Times Square: I walk up to the 2/3 subway stop at 42nd, and on a corner is a group of men in suits, smoking cigarettes. One asks if I have a light, and I shake my head no. The blond guy looks at me and jerks his pelvis up and down, licking his lips.
Upper West Side: Two people, a man and woman, are standing outside a club, presumably trying to get people to come in to see a show. “Hey, Slim Fast,” the man says as I walk past, “you want a ticket?”
Lincoln Center: I’m going back uptown from a doctor’s appointment, listening to music, when a man sidles up next to me. All I hear is “tits” before he continues walking. I turn around to see him watching me.
I think about street harassment for days after it happens, and lately, it feels like it happens every day. There’s a lot to process on a lot of levels. At first I’m shocked and not even sure it happened. Then I’m angry, and I want to do something like scream or punch the harasser. I think about what I’m wearing, evaluate whether or not I look particularly attractive that day. (Let the victim blaming begin.)
Street harassment is an equal opportunity act. It’s not about how you look, it’s about an assertion of power, and it is also about choice. Men aren’t biologically programmed to catcall and comment, but when they do, it’s largely approved-of by other men.
My friends and I talk about street harassment; it seems to be a regular occurrence for us all. Here are some of their words:
Something that always strikes me is how at the first sign of harassment, i try to make my face blank and impassive…and then i worry that i look like i’m scowling. why should i worry about that? who cares if i’m scowling? i hate that my options are to grin and bear it, or to reinforce their already one-dimensional stereotype that women are bitches.
Another friend says:
I moved out of a neighborhood because some men every morning would whistle and make comments about my butt. I also changed subway routes to my friend’s house because some men that hang out on the corner commented about my ass as well. I got pissed off and turned around and told them to shut their f’ing mouths and asked if they talk about their mothers or sisters like that. Their response was they were being friendly and saying hi. That’s two of many.
Women are socialized to desire and cultivate the attention of men, and that men believe that women’s bodies are public property. (See? Sexism hurts everybody.) Women are also taught to mistrust our instincts except, of course, our maternal one, which we should indulge.
As a result of this, and of the shame we feel over the objectification, there is tendency to downplay street harassment -to call it flattering, to brush it off as “boys being boys,” and to question whether or not the person who harassed you actually meant it.
I’m specifically guilty of this last one-maybe I’m too sensitive? Maybe he was trying to flatter me, and so I should be flattered, as opposed to feeling humiliated, anxious and unsafe? This questioning of what we know to be true, whether or not it’s in regard to sexual harassment, is intrinsic to how sexism (and other oppression) works.
My friend J sums it up well:
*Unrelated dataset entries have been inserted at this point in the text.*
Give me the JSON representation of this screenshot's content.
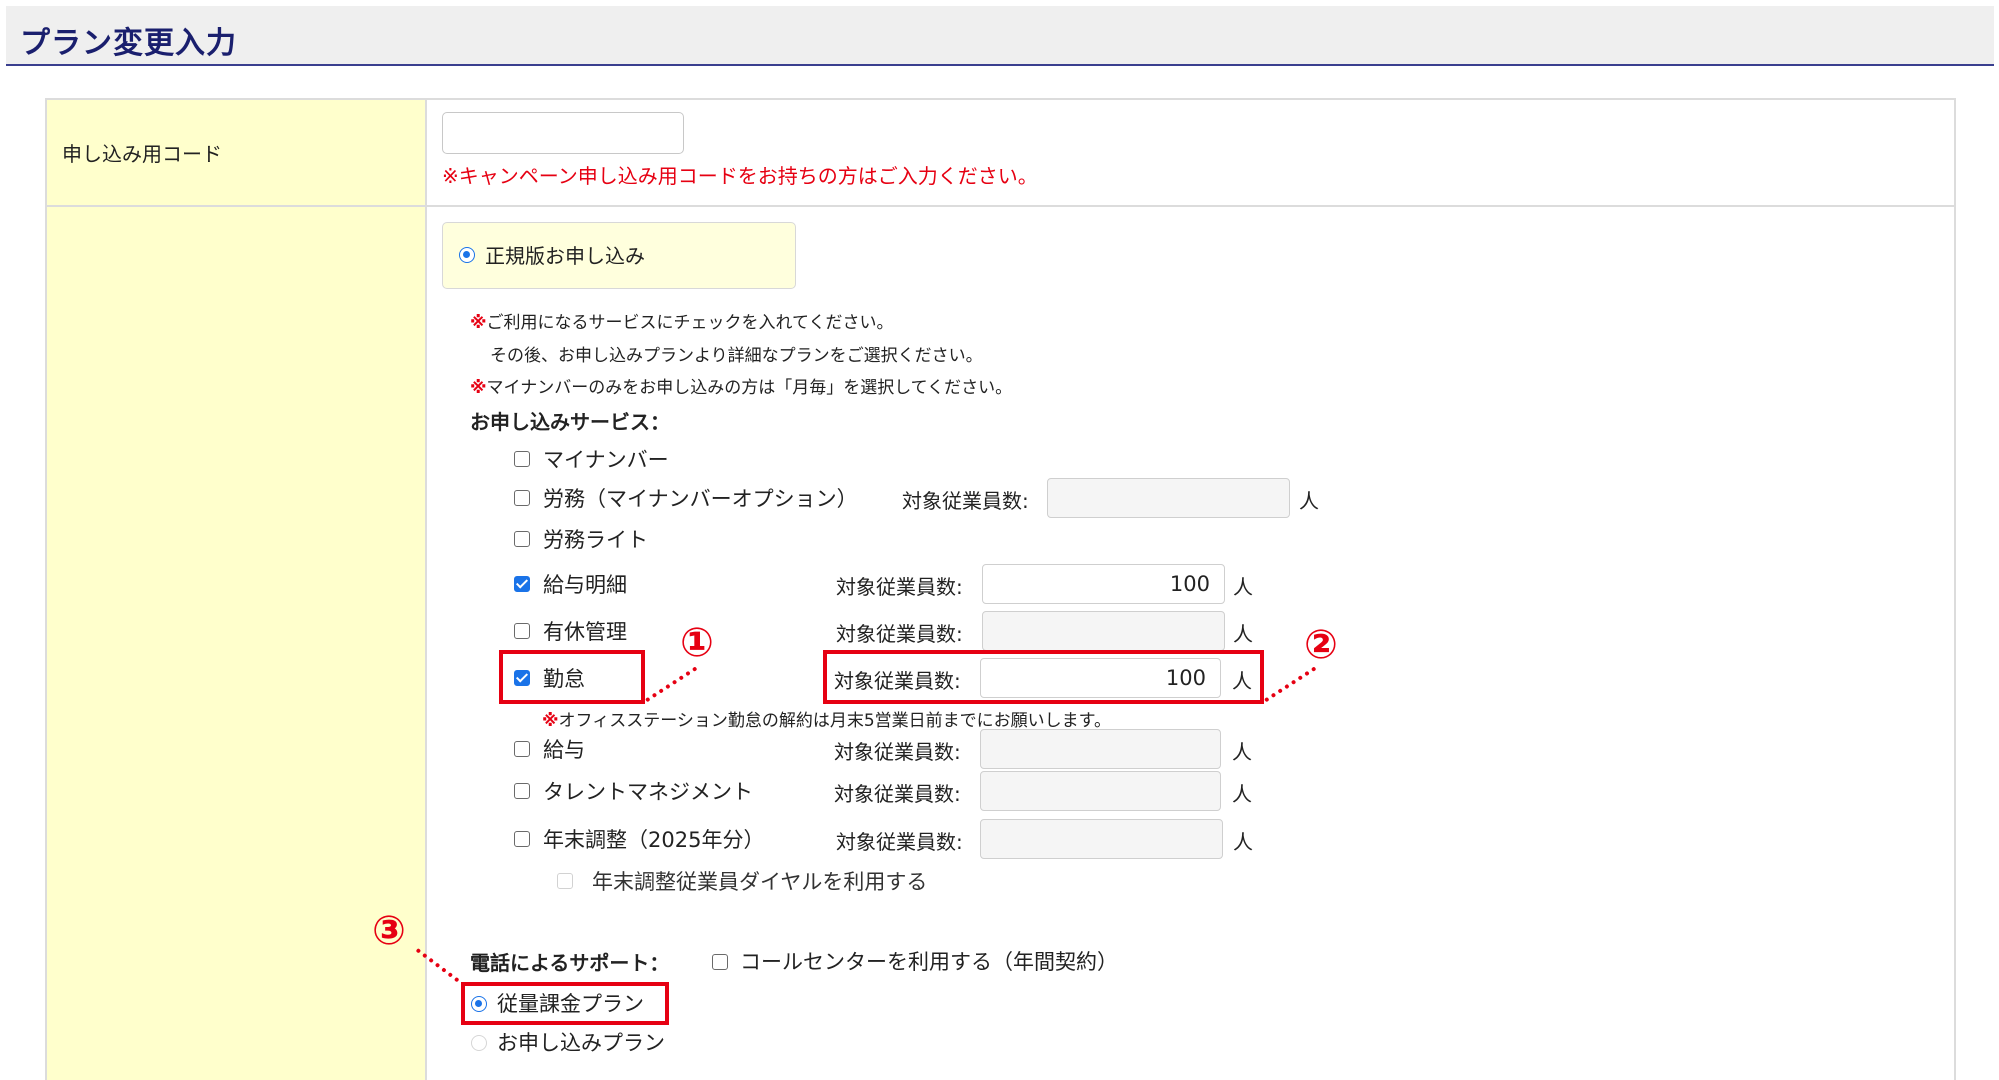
{
  "header": {
    "title": "プラン変更入力"
  },
  "code_row": {
    "label": "申し込み用コード",
    "input_value": "",
    "note": "※キャンペーン申し込み用コードをお持ちの方はご入力ください。"
  },
  "plan_type": {
    "label": "正規版お申し込み"
  },
  "notes": {
    "mark": "※",
    "line1": "ご利用になるサービスにチェックを入れてください。",
    "line2": "その後、お申し込みプランより詳細なプランをご選択ください。",
    "line3": "マイナンバーのみをお申し込みの方は「月毎」を選択してください。"
  },
  "services_title": "お申し込みサービス：",
  "emp_label": "対象従業員数:",
  "unit": "人",
  "services": [
    {
      "label": "マイナンバー",
      "checked": false,
      "count": null
    },
    {
      "label": "労務（マイナンバーオプション）",
      "checked": false,
      "count": ""
    },
    {
      "label": "労務ライト",
      "checked": false,
      "count": null
    },
    {
      "label": "給与明細",
      "checked": true,
      "count": "100"
    },
    {
      "label": "有休管理",
      "checked": false,
      "count": ""
    },
    {
      "label": "勤怠",
      "checked": true,
      "count": "100"
    },
    {
      "label": "給与",
      "checked": false,
      "count": ""
    },
    {
      "label": "タレントマネジメント",
      "checked": false,
      "count": ""
    },
    {
      "label": "年末調整（2025年分）",
      "checked": false,
      "count": ""
    }
  ],
  "kintai_note": "オフィスステーション勤怠の解約は月末5営業日前までにお願いします。",
  "yearend_dial": {
    "label": "年末調整従業員ダイヤルを利用する",
    "checked": false
  },
  "support": {
    "title": "電話によるサポート：",
    "option": "コールセンターを利用する（年間契約）"
  },
  "plans": [
    {
      "label": "従量課金プラン",
      "selected": true
    },
    {
      "label": "お申し込みプラン",
      "selected": false
    }
  ],
  "annotations": {
    "n1": "①",
    "n2": "②",
    "n3": "③"
  },
  "colors": {
    "accent": "#e60012",
    "header_rule": "#3a3f8f",
    "label_bg": "#ffffcc"
  }
}
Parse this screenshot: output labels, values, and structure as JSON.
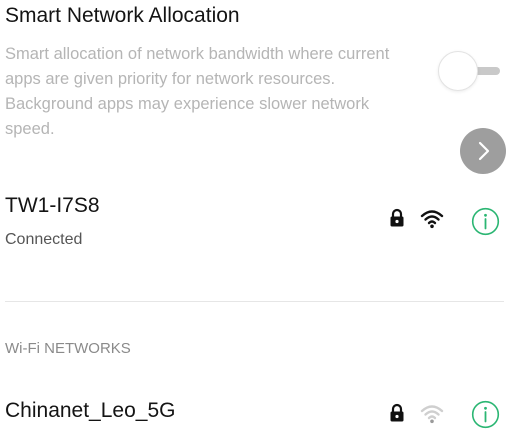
{
  "smart_network": {
    "title": "Smart Network Allocation",
    "description": "Smart allocation of network bandwidth where current apps are given priority for network resources. Background apps may experience slower network speed.",
    "toggle_on": false
  },
  "connected_network": {
    "name": "TW1-I7S8",
    "status": "Connected",
    "secured": true,
    "signal_icon": "wifi-full-icon",
    "info_icon": "info-icon"
  },
  "section_header": "Wi-Fi NETWORKS",
  "networks": [
    {
      "name": "Chinanet_Leo_5G",
      "secured": true,
      "signal_icon": "wifi-weak-icon",
      "info_icon": "info-icon"
    }
  ],
  "colors": {
    "accent_green": "#2bb673",
    "fab_gray": "#9e9e9e",
    "description_gray": "#b5b5b5"
  }
}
The thing about street harassment is that it takes you by surprise. Suddenly, I felt like I had done something wrong. Somehow, being female, and being out and about, meant that I was on display. And, that attention isn’t flattering- it’s about making someone feel small for your own enjoyment.
It’s important for women to share our experiences and process them together in order to build our own power. Visit StopStreetHarrassment.org and iHollaback.org to hear other women’s stories, find resources, and be part of growing a movement that confronts street harassment and works to end it.